Who will read and use the evaluation report? How do we expect data to be collected or the report to be written? And who are the key stakeholders the drafter of the proposal should speak to? In today’s context this is always termed as who to consult. Who is consulted will shape the thinking of the drafter and the outcome of the final proposal and hence this should not be rushed through. Efforts should be made to ensure that the shortlist of those consulted helps to sharpen the thinking and bring in-depth focus to the evaluation report.
Besides good questions, there are often situations where an agency, a service or a program is required to show evidence that it has exercised a standard of care. For example, a report may require evidence that a program is providing the appropriate care, appropriate reason and appropriate plan for the right client. Appropriate here would mean safe, ethical and effective care.

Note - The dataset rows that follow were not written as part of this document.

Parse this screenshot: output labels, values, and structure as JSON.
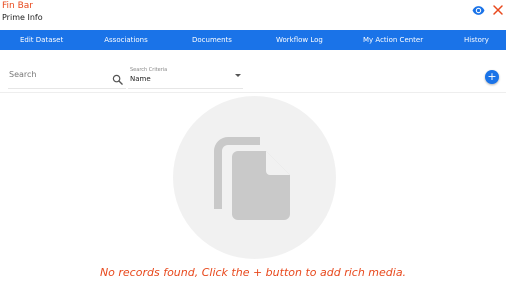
{
  "header": {
    "app_title": "Fin Bar",
    "subtitle": "Prime Info",
    "view_icon": "eye-icon",
    "close_icon": "close-icon"
  },
  "nav": {
    "items": [
      "Edit Dataset",
      "Associations",
      "Documents",
      "Workflow Log",
      "My Action Center",
      "History"
    ]
  },
  "search": {
    "placeholder": "Search",
    "icon": "search-icon"
  },
  "criteria": {
    "caption": "Search Criteria",
    "value": "Name"
  },
  "add_button": {
    "label": "+"
  },
  "empty_state": {
    "icon": "documents-icon",
    "message": "No records found, Click the + button to add rich media."
  },
  "colors": {
    "brand_orange": "#e8491d",
    "nav_blue": "#1a73e8",
    "circle_gray": "#f1f1f1",
    "icon_gray": "#c9c9c9"
  }
}
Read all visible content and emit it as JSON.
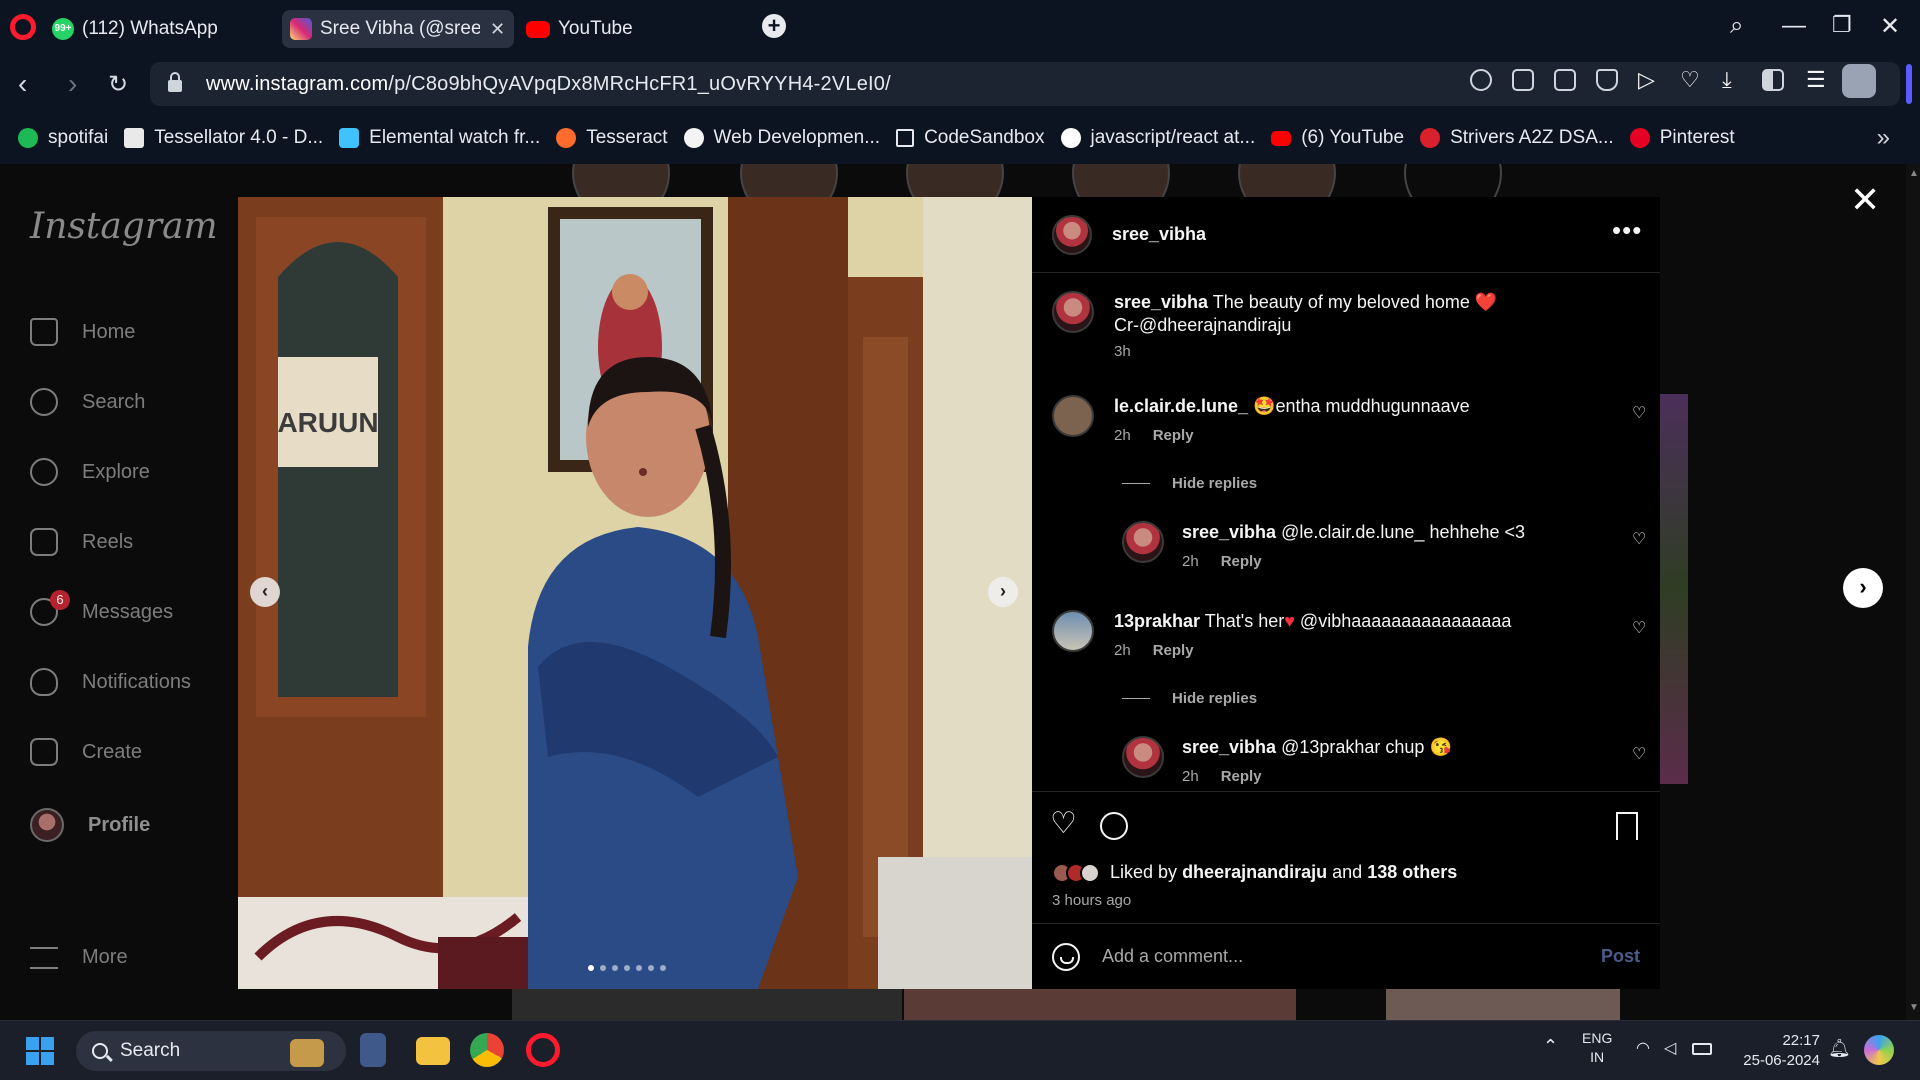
{
  "browser": {
    "tabs": [
      {
        "title": "(112) WhatsApp",
        "favicon": "whatsapp-icon",
        "badge": "99+",
        "active": false
      },
      {
        "title": "Sree Vibha (@sree_v",
        "favicon": "instagram-icon",
        "active": true
      },
      {
        "title": "YouTube",
        "favicon": "youtube-icon",
        "active": false
      }
    ],
    "url_host": "www.instagram.com",
    "url_path": "/p/C8o9bhQyAVpqDx8MRcHcFR1_uOvRYYH4-2VLeI0/",
    "bookmarks": [
      {
        "label": "spotifai",
        "color": "#1db954"
      },
      {
        "label": "Tessellator 4.0 - D...",
        "color": "#e9e9e9"
      },
      {
        "label": "Elemental watch fr...",
        "color": "#3ec3ff"
      },
      {
        "label": "Tesseract",
        "color": "#ff6b2c"
      },
      {
        "label": "Web Developmen...",
        "color": "#f4f4f4"
      },
      {
        "label": "CodeSandbox",
        "color": "#0d1421"
      },
      {
        "label": "javascript/react at...",
        "color": "#ffffff"
      },
      {
        "label": "(6) YouTube",
        "color": "#ff0000"
      },
      {
        "label": "Strivers A2Z DSA...",
        "color": "#d9202d"
      },
      {
        "label": "Pinterest",
        "color": "#e60023"
      }
    ]
  },
  "instagram": {
    "logo": "Instagram",
    "nav": [
      {
        "label": "Home",
        "icon": "home-icon"
      },
      {
        "label": "Search",
        "icon": "search-icon"
      },
      {
        "label": "Explore",
        "icon": "compass-icon"
      },
      {
        "label": "Reels",
        "icon": "reels-icon"
      },
      {
        "label": "Messages",
        "icon": "messenger-icon",
        "badge": "6"
      },
      {
        "label": "Notifications",
        "icon": "heart-icon"
      },
      {
        "label": "Create",
        "icon": "plus-square-icon"
      },
      {
        "label": "Profile",
        "icon": "avatar"
      },
      {
        "label": "More",
        "icon": "menu-icon"
      }
    ]
  },
  "post": {
    "photo_sign": "ARUUN",
    "slide_count": 7,
    "current_slide": 1,
    "author": "sree_vibha",
    "caption_user": "sree_vibha",
    "caption_text": "The beauty of my beloved home ❤️",
    "caption_credit": "Cr-@dheerajnandiraju",
    "caption_time": "3h",
    "comments": [
      {
        "user": "le.clair.de.lune_",
        "text": "🤩entha muddhugunnaave",
        "time": "2h",
        "reply": "Reply"
      },
      {
        "user": "sree_vibha",
        "text": "@le.clair.de.lune_ hehhehe <3",
        "time": "2h",
        "reply": "Reply"
      },
      {
        "user": "13prakhar",
        "text_a": "That's her",
        "text_b": " @vibhaaaaaaaaaaaaaaaa",
        "time": "2h",
        "reply": "Reply"
      },
      {
        "user": "sree_vibha",
        "text": "@13prakhar chup 😘",
        "time": "2h",
        "reply": "Reply"
      }
    ],
    "hide_replies": "Hide replies",
    "liked_by_prefix": "Liked by",
    "liked_by_user": "dheerajnandiraju",
    "liked_by_and": "and",
    "liked_by_others": "138 others",
    "posted_ago": "3 hours ago",
    "comment_placeholder": "Add a comment...",
    "post_button": "Post"
  },
  "taskbar": {
    "search_label": "Search",
    "lang_top": "ENG",
    "lang_bottom": "IN",
    "time": "22:17",
    "date": "25-06-2024"
  }
}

So how would we show evidence of this requirement? These could be ways of doing this – (i) Show relevant procedure documents, policy documents and training materials; (ii) Provide a sample of the actual documentation; (iii) Describe or explain the process of how an assessment is made and the follow up actions.
What should the documentation show? It should show that there is proper assessment, a plan that is followed and reviewed, and the evaluation of interventions and outcomes. Assessment and evaluation must be made by persons with the appropriate knowledge, skill and judgment.
Each requirement or cluster of requirements will aim to confirm one key domain in the standard of care or a key concern such as safeguarding the dignity of the person. It is important to explain the understanding behind a particular practice and how the practice complies with the standard of care.
Evidence should also show the interrelationships that support the clients. Documentation should demonstrate (i) communication and respect for the clients; (ii) accountability of staff and the program and (iii) attention to the care, safety and welfare of the clients.
Documentation is used to communicate among those involved in the care of the client. It establishes the facts and circumstances related to the care given and assists in the recall of details in a specific situation. As such, documentation should be clear, concise, factual, objective, timely and legible.
Integral to due diligence is decision making by the appropriate level of authority or professional practice. By this we mean that an appropriate person is assigned specific levels of decisions and based on a set of professional principles that are documented.
Good practice begins with taking time to ask good questions. It continues with documenting the planning, implementation and decision making process. Safe practice is about being professionally and ethically accountable and delivering services to clients right to the last mile.
Director of Social Welfare
Ministry of Social and Family Development